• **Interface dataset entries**
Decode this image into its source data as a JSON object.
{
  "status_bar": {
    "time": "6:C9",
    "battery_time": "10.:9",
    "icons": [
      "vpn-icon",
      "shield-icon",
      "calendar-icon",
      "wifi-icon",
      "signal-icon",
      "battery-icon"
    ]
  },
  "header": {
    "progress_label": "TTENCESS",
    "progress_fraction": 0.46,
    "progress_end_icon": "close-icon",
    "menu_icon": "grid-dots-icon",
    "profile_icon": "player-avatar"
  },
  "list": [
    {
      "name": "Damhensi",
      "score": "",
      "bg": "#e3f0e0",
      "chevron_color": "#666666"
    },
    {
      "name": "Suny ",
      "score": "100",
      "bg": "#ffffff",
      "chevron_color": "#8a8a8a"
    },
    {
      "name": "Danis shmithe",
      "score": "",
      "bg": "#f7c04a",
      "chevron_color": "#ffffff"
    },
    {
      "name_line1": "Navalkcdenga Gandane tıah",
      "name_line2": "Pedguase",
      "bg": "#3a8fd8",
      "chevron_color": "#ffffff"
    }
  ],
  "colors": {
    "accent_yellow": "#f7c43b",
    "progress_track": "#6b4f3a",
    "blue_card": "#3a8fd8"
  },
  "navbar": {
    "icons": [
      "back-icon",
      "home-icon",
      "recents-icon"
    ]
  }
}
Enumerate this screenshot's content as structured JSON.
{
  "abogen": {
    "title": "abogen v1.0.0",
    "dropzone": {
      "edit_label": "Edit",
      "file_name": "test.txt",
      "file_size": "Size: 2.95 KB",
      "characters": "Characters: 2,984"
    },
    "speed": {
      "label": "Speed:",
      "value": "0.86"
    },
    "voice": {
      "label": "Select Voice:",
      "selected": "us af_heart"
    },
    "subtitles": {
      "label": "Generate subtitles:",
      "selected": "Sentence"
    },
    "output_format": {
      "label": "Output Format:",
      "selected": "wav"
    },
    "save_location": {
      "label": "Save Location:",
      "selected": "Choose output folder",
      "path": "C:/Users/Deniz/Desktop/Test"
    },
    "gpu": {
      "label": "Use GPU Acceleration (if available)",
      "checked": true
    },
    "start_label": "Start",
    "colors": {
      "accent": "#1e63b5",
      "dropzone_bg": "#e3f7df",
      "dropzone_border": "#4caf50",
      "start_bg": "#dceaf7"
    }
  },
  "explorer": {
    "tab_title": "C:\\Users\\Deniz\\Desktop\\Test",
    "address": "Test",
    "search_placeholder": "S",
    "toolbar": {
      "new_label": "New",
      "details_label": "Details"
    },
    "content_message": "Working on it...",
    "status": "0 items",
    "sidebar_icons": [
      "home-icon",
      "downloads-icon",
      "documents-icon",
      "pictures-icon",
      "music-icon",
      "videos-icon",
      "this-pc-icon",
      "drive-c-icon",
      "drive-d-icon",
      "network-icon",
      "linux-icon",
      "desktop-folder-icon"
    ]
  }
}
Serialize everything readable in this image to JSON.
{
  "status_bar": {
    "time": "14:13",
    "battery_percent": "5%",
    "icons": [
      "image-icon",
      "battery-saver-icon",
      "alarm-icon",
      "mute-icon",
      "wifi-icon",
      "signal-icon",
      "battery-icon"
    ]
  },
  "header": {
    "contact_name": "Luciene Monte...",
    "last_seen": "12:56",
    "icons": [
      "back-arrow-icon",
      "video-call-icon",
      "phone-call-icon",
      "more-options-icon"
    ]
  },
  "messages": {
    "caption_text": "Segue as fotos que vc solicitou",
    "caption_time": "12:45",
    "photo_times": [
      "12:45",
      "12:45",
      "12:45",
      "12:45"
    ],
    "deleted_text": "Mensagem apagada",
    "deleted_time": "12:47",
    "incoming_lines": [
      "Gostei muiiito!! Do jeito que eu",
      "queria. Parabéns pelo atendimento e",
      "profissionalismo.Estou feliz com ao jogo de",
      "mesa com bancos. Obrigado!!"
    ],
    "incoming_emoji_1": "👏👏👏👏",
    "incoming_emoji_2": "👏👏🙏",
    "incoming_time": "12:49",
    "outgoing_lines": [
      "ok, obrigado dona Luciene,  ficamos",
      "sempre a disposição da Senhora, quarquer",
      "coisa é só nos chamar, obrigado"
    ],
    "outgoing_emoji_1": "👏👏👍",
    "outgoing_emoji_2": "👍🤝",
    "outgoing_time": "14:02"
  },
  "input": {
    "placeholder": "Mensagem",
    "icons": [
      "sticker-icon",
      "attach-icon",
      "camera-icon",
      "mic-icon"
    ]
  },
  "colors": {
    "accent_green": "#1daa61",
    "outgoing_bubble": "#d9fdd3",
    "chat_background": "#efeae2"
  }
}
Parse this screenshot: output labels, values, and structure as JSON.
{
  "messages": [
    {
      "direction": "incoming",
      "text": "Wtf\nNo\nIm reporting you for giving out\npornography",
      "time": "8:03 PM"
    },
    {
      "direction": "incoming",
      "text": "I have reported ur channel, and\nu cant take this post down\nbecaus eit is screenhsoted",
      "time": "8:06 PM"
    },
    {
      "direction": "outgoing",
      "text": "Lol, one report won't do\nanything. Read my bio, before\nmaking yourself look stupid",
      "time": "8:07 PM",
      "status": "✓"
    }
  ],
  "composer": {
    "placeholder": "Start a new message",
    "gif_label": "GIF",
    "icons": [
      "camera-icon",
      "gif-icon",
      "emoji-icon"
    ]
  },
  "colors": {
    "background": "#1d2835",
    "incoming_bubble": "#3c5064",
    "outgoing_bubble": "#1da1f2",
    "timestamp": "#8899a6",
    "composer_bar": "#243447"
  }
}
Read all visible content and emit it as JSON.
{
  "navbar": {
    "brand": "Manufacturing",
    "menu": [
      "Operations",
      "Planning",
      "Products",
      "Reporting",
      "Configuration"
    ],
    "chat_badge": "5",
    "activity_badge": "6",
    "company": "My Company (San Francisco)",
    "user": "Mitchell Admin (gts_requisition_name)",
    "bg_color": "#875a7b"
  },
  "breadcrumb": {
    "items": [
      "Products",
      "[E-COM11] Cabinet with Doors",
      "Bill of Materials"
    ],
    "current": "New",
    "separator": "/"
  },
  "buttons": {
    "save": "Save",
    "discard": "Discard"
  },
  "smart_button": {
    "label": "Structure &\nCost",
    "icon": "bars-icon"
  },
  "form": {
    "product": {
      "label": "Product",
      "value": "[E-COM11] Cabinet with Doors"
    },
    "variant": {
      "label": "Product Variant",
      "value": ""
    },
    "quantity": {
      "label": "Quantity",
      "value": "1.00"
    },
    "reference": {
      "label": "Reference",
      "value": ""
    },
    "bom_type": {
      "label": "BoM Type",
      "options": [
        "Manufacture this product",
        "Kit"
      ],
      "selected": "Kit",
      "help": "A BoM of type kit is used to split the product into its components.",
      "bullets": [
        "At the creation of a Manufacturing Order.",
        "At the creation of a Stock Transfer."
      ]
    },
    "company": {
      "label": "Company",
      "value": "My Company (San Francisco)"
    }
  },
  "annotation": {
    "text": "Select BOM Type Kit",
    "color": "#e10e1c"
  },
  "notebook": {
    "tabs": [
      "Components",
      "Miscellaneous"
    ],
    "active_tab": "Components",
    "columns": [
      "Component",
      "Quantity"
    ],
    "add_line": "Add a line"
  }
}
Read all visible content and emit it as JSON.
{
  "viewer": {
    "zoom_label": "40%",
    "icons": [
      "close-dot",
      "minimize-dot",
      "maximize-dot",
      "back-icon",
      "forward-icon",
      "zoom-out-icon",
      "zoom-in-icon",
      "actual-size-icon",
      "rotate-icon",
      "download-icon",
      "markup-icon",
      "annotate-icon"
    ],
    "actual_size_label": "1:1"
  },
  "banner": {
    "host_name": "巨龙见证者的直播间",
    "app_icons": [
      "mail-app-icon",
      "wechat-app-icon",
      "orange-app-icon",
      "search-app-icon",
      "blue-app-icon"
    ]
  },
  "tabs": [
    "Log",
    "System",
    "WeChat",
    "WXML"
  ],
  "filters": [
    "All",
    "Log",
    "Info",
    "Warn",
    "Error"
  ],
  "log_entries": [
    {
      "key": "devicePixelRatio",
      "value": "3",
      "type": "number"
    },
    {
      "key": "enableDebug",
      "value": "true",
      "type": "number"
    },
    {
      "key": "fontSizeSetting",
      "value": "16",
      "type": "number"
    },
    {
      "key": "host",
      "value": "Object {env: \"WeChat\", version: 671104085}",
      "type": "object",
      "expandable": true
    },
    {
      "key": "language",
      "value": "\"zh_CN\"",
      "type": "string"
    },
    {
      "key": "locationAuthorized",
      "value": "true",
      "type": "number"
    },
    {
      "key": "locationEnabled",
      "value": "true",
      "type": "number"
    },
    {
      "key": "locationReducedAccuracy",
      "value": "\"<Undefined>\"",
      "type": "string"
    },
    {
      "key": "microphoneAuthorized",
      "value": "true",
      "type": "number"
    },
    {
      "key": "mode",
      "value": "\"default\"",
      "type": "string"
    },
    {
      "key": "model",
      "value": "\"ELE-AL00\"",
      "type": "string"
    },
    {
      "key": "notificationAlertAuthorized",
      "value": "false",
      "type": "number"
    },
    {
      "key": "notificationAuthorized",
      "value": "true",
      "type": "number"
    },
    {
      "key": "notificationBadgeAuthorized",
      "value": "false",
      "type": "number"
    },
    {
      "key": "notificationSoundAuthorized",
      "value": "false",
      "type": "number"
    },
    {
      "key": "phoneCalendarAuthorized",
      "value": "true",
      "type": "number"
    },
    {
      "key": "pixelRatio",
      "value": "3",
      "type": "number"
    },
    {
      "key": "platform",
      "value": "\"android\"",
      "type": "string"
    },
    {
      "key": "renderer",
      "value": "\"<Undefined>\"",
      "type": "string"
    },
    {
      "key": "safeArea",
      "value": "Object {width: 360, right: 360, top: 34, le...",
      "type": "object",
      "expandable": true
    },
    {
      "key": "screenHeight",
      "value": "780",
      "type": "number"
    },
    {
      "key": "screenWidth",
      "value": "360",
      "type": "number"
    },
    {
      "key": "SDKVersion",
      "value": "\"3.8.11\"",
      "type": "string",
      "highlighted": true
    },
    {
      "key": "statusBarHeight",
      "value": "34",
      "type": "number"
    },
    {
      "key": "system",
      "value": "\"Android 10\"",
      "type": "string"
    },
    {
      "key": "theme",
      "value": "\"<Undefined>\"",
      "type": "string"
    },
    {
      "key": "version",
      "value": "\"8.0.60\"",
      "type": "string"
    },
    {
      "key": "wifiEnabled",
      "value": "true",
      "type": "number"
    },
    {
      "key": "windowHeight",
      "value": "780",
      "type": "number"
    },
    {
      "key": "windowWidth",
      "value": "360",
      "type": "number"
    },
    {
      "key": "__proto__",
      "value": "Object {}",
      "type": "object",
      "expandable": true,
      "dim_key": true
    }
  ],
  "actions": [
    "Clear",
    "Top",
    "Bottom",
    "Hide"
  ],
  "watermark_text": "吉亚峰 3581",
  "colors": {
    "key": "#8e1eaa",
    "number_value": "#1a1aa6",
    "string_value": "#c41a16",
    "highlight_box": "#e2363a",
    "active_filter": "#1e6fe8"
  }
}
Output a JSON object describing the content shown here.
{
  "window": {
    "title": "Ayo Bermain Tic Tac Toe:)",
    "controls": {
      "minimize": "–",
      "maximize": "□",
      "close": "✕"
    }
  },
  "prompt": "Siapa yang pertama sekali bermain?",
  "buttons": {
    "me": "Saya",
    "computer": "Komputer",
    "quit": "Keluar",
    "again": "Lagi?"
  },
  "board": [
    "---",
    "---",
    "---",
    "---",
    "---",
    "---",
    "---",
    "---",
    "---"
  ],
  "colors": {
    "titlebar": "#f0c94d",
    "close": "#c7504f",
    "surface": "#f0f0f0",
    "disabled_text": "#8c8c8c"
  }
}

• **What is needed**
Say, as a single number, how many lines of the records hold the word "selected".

• **Output below**
5